- [Prompt]
Within the records that follow, find every line containing the string "Hasan". Copy those lines.

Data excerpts
******
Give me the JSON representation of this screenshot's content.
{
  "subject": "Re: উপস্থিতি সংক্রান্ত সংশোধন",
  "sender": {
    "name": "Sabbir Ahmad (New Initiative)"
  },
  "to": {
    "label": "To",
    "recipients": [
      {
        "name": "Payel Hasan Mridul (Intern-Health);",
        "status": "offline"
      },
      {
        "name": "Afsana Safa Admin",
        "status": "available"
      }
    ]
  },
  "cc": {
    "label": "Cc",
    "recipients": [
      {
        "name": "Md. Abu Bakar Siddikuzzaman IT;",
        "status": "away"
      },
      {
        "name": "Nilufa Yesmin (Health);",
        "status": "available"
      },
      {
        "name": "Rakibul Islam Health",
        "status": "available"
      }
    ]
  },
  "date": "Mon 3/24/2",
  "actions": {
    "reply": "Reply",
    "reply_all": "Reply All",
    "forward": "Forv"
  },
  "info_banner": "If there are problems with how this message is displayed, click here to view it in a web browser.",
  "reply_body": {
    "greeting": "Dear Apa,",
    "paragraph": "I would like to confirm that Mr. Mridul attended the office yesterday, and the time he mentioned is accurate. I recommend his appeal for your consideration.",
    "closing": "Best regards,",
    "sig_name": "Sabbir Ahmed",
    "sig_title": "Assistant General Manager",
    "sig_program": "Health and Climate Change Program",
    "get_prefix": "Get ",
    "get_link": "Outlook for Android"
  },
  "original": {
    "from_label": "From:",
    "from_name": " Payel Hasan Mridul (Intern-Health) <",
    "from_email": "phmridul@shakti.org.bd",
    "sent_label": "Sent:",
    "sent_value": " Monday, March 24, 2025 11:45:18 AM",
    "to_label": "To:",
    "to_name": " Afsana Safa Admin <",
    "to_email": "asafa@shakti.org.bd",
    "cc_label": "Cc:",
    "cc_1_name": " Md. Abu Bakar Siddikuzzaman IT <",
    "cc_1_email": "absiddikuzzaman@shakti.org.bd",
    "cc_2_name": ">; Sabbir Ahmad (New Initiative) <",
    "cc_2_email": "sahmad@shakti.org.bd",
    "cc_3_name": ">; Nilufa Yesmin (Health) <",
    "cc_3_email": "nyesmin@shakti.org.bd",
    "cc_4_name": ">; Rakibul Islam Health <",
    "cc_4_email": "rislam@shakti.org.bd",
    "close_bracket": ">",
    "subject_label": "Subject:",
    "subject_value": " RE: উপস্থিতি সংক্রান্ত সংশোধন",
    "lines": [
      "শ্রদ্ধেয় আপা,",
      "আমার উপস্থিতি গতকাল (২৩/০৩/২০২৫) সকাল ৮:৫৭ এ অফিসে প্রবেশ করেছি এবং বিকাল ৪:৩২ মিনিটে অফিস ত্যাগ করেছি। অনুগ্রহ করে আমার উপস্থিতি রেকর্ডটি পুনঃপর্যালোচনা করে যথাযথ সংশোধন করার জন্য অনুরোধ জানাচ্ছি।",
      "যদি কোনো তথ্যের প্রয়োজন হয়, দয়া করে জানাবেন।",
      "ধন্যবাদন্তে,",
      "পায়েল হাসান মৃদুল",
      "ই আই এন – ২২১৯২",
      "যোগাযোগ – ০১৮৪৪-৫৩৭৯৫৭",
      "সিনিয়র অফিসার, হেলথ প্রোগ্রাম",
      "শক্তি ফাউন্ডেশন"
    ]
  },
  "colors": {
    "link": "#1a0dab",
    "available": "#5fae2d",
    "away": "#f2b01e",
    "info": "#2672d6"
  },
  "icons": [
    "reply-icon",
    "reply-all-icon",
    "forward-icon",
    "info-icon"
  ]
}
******
- [Answer to this task]
        "name": "Payel Hasan Mridul (Intern-Health);",
    "from_name": " Payel Hasan Mridul (Intern-Health) <",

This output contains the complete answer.